--- What you need to do ---
Below are the records; copy each line in which "TEMPEXEFOLDER" can be found.

--- Records supplied ---
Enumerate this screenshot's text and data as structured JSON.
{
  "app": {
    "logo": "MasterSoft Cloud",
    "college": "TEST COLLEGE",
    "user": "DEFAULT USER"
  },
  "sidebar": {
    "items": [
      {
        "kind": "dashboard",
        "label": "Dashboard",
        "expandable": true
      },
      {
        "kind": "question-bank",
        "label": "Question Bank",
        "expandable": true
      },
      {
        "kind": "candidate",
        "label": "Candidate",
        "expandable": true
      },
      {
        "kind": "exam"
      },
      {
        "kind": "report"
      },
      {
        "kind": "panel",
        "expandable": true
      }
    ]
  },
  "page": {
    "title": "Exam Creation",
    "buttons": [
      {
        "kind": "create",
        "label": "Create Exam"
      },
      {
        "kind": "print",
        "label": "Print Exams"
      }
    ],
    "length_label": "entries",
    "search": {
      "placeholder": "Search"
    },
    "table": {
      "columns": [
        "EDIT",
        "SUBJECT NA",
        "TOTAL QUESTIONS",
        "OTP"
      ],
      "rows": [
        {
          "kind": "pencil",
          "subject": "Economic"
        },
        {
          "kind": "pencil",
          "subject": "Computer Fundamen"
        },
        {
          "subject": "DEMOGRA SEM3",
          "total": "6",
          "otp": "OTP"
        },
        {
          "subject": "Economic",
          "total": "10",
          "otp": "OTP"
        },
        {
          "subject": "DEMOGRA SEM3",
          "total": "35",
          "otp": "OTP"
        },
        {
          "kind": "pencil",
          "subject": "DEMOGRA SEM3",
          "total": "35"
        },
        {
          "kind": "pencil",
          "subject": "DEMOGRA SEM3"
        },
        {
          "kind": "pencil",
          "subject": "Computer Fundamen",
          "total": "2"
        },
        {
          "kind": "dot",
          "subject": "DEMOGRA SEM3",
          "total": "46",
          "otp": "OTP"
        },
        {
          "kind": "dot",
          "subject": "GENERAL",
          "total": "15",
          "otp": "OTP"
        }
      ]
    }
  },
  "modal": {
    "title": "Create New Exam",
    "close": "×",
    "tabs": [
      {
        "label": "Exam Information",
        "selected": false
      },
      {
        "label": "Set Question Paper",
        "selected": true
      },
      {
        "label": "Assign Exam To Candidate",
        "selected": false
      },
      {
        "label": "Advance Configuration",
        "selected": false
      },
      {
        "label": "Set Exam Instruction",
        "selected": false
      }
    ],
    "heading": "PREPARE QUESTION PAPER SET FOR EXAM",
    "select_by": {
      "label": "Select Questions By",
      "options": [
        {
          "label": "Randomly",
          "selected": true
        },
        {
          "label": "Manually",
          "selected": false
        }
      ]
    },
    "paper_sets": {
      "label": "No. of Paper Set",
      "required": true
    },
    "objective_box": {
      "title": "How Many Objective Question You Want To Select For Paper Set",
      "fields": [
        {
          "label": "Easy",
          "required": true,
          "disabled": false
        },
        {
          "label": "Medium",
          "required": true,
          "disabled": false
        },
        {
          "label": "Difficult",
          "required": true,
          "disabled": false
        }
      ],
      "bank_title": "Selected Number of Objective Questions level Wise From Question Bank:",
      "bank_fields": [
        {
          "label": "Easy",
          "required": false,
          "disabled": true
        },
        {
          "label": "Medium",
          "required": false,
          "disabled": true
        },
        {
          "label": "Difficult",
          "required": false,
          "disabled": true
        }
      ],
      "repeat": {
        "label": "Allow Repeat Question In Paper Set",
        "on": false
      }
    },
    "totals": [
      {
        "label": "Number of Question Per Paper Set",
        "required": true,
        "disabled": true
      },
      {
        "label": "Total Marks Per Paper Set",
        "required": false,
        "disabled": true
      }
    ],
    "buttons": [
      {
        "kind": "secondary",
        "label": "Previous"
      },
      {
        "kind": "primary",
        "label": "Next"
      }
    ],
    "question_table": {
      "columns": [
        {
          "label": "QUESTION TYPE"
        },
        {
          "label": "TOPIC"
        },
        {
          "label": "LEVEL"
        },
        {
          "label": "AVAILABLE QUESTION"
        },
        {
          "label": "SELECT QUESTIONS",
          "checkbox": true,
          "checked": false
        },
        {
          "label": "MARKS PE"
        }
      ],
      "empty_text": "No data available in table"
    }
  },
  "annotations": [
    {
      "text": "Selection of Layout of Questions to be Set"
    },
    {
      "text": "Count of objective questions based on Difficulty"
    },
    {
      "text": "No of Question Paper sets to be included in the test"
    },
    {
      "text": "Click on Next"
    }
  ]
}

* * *

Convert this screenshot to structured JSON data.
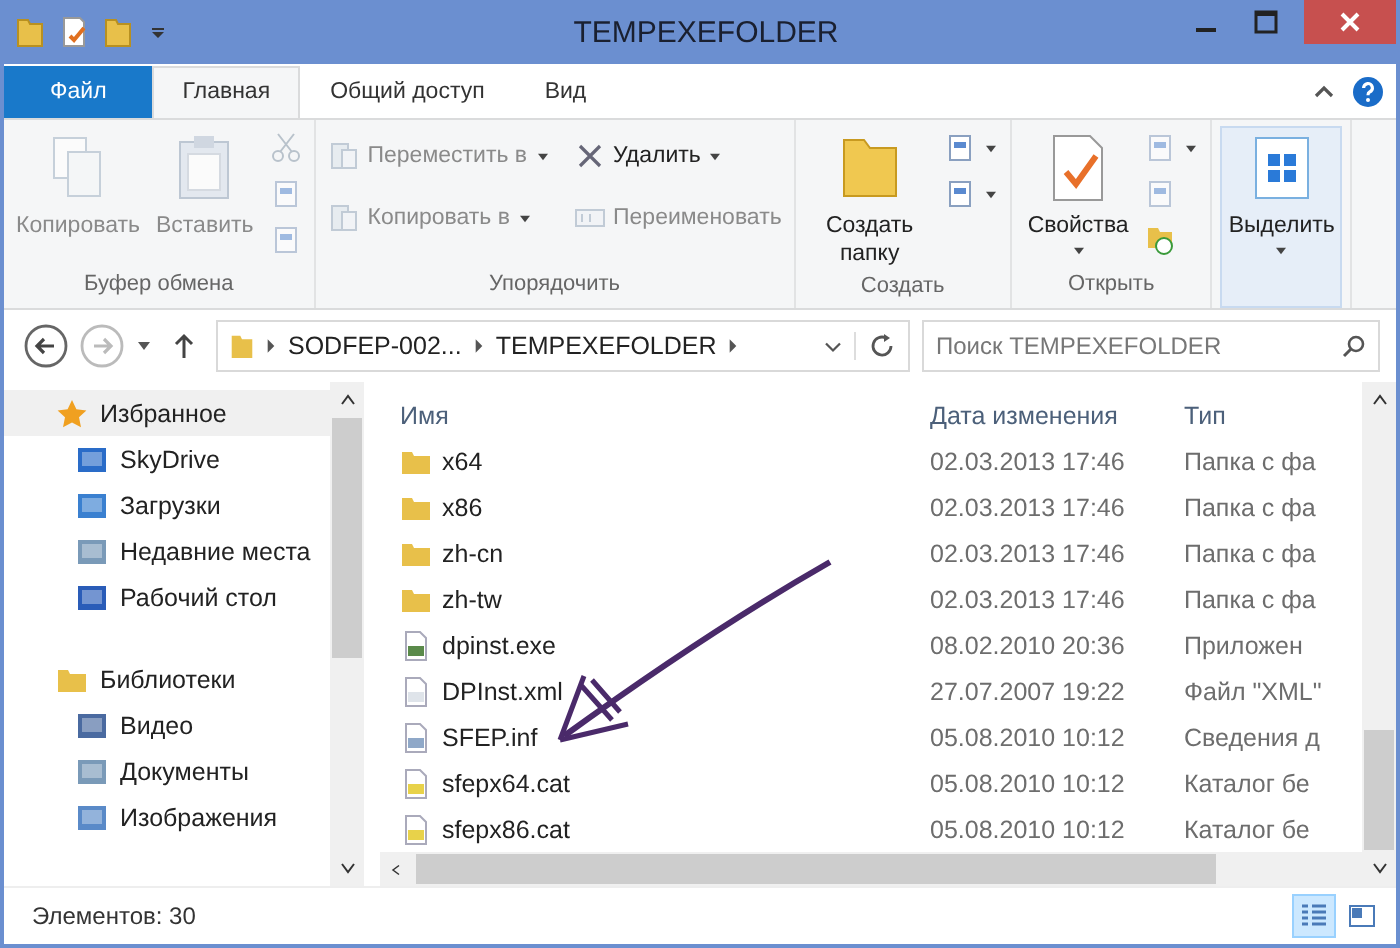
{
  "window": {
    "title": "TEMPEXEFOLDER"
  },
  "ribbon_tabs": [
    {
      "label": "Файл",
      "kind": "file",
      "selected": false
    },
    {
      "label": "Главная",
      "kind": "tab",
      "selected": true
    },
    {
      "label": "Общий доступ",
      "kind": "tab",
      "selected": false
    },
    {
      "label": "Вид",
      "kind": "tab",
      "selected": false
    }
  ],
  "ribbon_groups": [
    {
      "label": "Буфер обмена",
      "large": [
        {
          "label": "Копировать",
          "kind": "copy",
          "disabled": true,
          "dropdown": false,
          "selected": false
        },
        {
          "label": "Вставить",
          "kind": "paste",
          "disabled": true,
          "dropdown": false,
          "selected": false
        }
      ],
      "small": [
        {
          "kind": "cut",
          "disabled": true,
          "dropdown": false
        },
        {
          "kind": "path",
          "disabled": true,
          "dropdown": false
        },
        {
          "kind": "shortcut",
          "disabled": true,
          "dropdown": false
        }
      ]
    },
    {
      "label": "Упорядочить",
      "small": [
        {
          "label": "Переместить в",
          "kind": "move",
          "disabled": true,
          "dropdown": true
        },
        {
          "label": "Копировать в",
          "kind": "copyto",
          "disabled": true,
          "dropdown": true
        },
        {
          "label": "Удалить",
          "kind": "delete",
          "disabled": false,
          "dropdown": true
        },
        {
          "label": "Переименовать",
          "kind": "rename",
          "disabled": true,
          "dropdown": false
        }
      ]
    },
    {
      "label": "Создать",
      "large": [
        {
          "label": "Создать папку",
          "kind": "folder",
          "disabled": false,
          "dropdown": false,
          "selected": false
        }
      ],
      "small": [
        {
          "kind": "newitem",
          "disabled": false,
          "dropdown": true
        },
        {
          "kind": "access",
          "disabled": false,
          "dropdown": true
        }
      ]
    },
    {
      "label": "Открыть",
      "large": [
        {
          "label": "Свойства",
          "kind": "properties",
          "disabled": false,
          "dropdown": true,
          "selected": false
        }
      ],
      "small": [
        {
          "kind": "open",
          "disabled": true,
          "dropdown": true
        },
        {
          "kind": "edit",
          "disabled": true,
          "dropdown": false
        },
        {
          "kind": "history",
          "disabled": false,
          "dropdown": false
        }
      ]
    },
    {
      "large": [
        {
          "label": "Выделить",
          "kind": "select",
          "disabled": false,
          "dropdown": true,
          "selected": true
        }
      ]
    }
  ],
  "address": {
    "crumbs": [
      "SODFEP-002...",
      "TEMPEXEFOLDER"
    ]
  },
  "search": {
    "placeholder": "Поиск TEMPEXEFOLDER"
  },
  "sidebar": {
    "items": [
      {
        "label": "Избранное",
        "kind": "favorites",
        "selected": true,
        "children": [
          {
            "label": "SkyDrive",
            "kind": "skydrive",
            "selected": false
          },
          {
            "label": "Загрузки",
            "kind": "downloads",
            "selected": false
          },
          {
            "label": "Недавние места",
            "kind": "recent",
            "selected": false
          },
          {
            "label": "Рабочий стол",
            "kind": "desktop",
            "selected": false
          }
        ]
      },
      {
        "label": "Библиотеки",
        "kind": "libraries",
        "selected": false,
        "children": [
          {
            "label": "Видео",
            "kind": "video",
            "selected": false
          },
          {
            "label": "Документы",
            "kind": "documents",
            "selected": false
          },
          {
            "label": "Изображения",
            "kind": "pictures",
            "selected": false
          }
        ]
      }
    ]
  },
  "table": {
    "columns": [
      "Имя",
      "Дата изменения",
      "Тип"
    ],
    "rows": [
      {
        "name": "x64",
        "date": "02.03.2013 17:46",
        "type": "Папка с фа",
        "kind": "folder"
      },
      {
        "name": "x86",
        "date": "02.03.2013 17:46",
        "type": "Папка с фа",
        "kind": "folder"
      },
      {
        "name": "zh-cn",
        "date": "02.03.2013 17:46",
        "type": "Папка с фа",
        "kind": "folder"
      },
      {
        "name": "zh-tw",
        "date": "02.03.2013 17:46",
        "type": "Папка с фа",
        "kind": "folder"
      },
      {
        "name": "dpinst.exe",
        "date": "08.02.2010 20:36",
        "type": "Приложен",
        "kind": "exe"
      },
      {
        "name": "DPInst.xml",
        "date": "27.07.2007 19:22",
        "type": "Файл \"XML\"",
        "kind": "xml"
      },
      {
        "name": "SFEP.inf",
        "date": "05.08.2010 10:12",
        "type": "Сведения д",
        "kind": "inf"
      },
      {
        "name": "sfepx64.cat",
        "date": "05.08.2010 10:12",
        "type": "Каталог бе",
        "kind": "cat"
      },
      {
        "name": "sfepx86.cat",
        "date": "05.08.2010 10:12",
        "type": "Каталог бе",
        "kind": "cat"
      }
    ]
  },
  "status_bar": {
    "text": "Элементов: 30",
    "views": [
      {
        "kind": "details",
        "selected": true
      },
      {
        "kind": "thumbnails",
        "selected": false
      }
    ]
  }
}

--- Solution to this problem ---
    "title": "TEMPEXEFOLDER"
      "TEMPEXEFOLDER"
    "placeholder": "Поиск TEMPEXEFOLDER"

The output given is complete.